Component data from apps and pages
######

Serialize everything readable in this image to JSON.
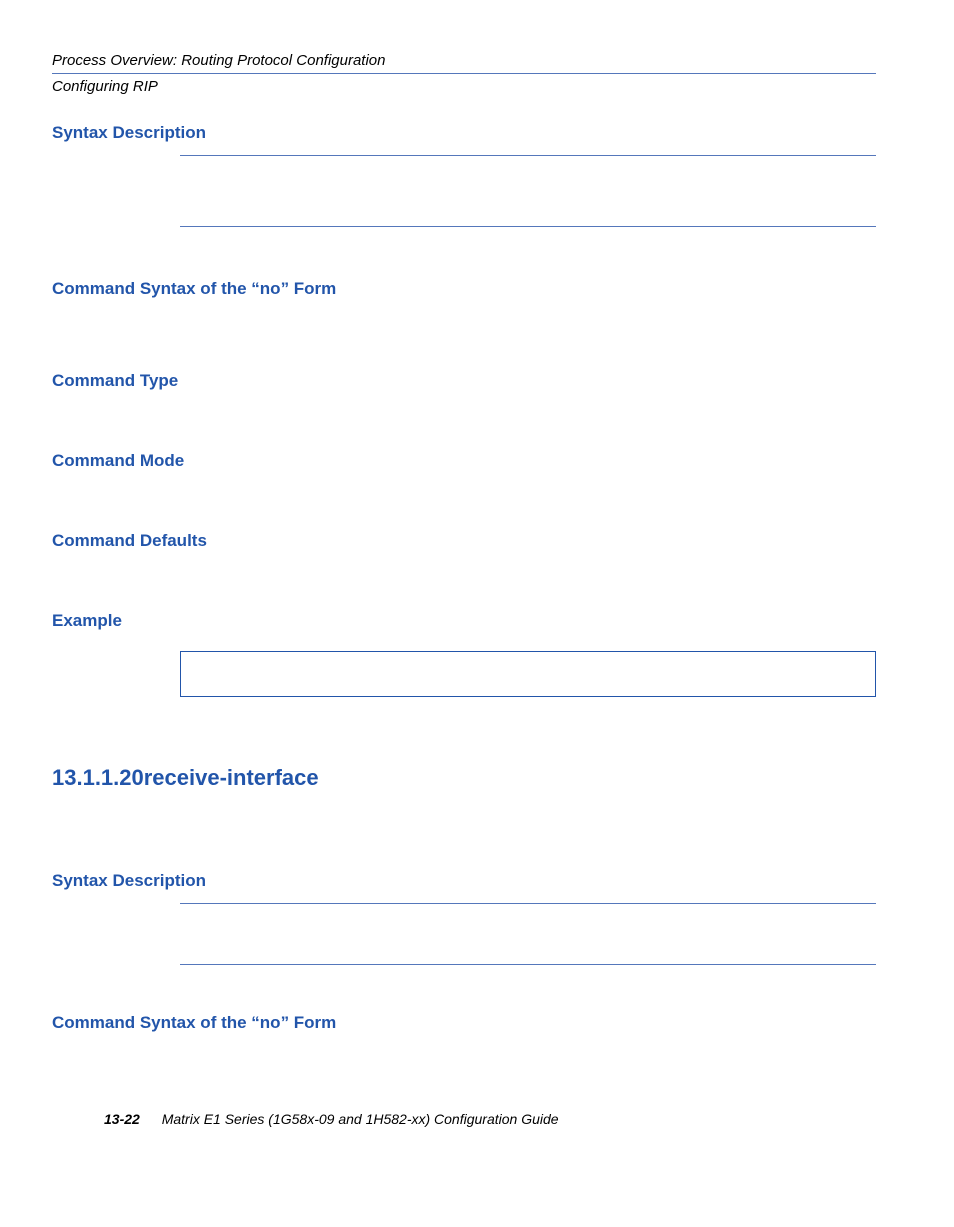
{
  "header": {
    "title": "Process Overview: Routing Protocol Configuration",
    "subtitle": "Configuring RIP"
  },
  "sections": {
    "syntax_description_1": "Syntax Description",
    "no_form_1": "Command Syntax of the “no” Form",
    "command_type": "Command Type",
    "command_mode": "Command Mode",
    "command_defaults": "Command Defaults",
    "example": "Example",
    "receive_interface_heading": "13.1.1.20receive-interface",
    "syntax_description_2": "Syntax Description",
    "no_form_2": "Command Syntax of the “no” Form"
  },
  "footer": {
    "page": "13-22",
    "text": "Matrix E1 Series (1G58x-09 and 1H582-xx) Configuration Guide"
  }
}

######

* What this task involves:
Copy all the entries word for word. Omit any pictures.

* Result of the task:
Serialize everything readable in this image to JSON.
{
  "header": {
    "title": "Process Overview: Routing Protocol Configuration",
    "subtitle": "Configuring RIP"
  },
  "sections": {
    "syntax_description_1": "Syntax Description",
    "no_form_1": "Command Syntax of the “no” Form",
    "command_type": "Command Type",
    "command_mode": "Command Mode",
    "command_defaults": "Command Defaults",
    "example": "Example",
    "receive_interface_heading": "13.1.1.20receive-interface",
    "syntax_description_2": "Syntax Description",
    "no_form_2": "Command Syntax of the “no” Form"
  },
  "footer": {
    "page": "13-22",
    "text": "Matrix E1 Series (1G58x-09 and 1H582-xx) Configuration Guide"
  }
}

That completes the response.